Perhaps one of the most dogeared, read and reread volumes in my library- both the original and now fully expanded edition. Roy leads you through his decades long exploration of the botanical riches of China, dwelling not just on its botanical treasures but the way of life as he saw it in remote mountainous areas, now changing at warp speed. This will go down as one of the classics on contemporary plant exploration and a must read for anyone interested in the origins of Chinese plants, the process of bringing them back into cultivation and feeling the joy of seeing them in their rightful places.
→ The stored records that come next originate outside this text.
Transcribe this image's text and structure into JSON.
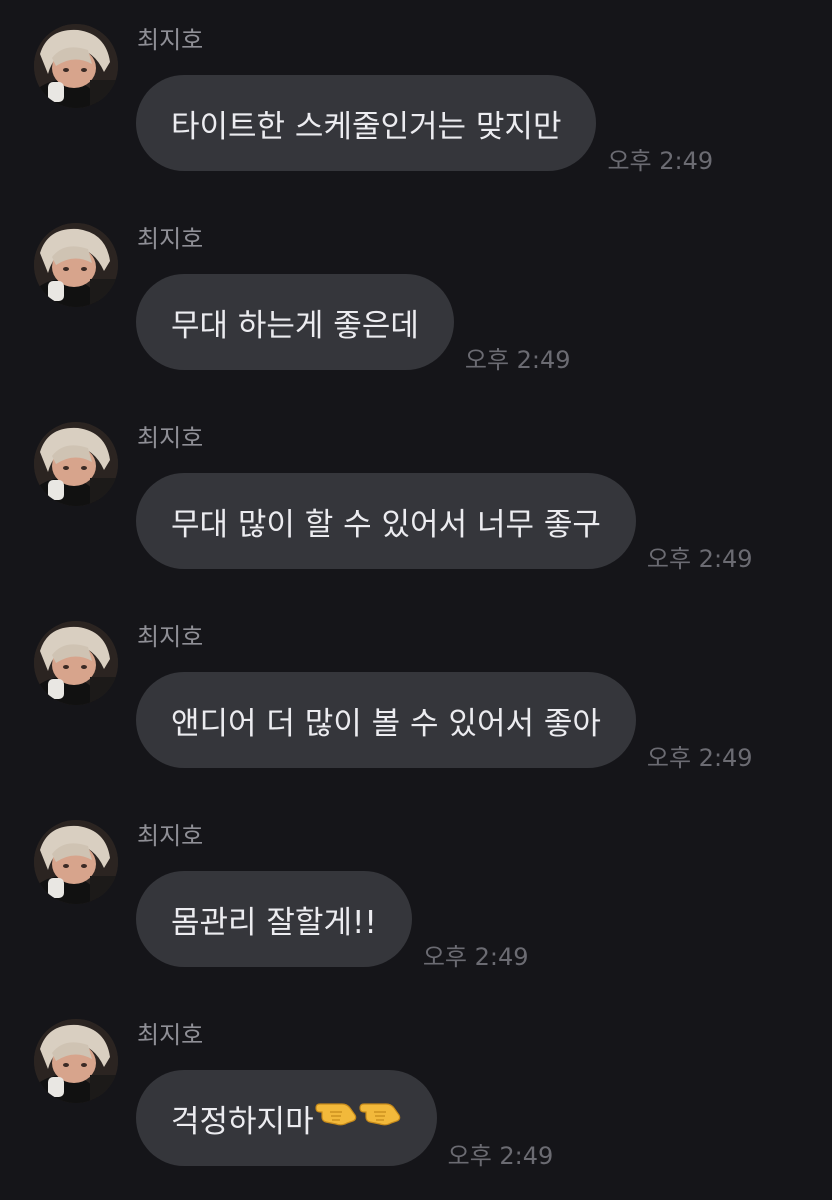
{
  "conversation": {
    "messages": [
      {
        "sender": "최지호",
        "text": "타이트한 스케줄인거는 맞지만",
        "time": "오후 2:49"
      },
      {
        "sender": "최지호",
        "text": "무대 하는게 좋은데",
        "time": "오후 2:49"
      },
      {
        "sender": "최지호",
        "text": "무대 많이 할 수 있어서 너무 좋구",
        "time": "오후 2:49"
      },
      {
        "sender": "최지호",
        "text": "앤디어 더 많이 볼 수 있어서 좋아",
        "time": "오후 2:49"
      },
      {
        "sender": "최지호",
        "text": "몸관리 잘할게!!",
        "time": "오후 2:49"
      },
      {
        "sender": "최지호",
        "text": "걱정하지마",
        "emojis": [
          "pointing-hand-emoji",
          "pointing-hand-emoji"
        ],
        "time": "오후 2:49"
      }
    ]
  },
  "colors": {
    "background": "#151519",
    "bubble": "#35363b",
    "message_text": "#ececf0",
    "name_text": "#8f8f96",
    "time_text": "#6b6b72"
  }
}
For someone who thinks he knows something about hardy woody plants for temperate gardens, New Trees is a humbling confrontation. This remarkable, well researched, artfully produced and beefy tome documents the strides forward in the introduction and understanding of the taxonomy and ornamental potential of an enormous array of previously unknown plants during the the past 30 years. John Grimshaw and Ross Bayton are among the brightest stars in contemporary horticulture and their work should move with every serious plantsman from room to room throughout their homes.
Tony and I began our perspective nurseries, Heronswood and Plant Delights, on the same year. Over the years, we often compared the experiences and commiserated in the agonies of the small specialty grower. Still, many more will follow us in our tom foolery and Tony’s timeless accounts, advice and insight will pay enormous dividends. A practical, humorous and very real accounting of what it takes to attempt to make a living by tending living plants.
As a lifelong vegetable gardener (being a northern Michigan Lutheran, having a vegetable garden was never considered quaint but the norm), I am grateful to Steve Solomon for helping me understand how to grow organic vegetables in the perpetually cool climate of the PNW. Yet, this book has applications well beyond our chilly summers; his formulas for organic fertilizer have kept Robert and I in mountains of onions, garlic, beets and greens year round in our kitchen. A good read and perpetual reference. We will have our first real harvest of asparagus this spring because of Solomon’s encouragement.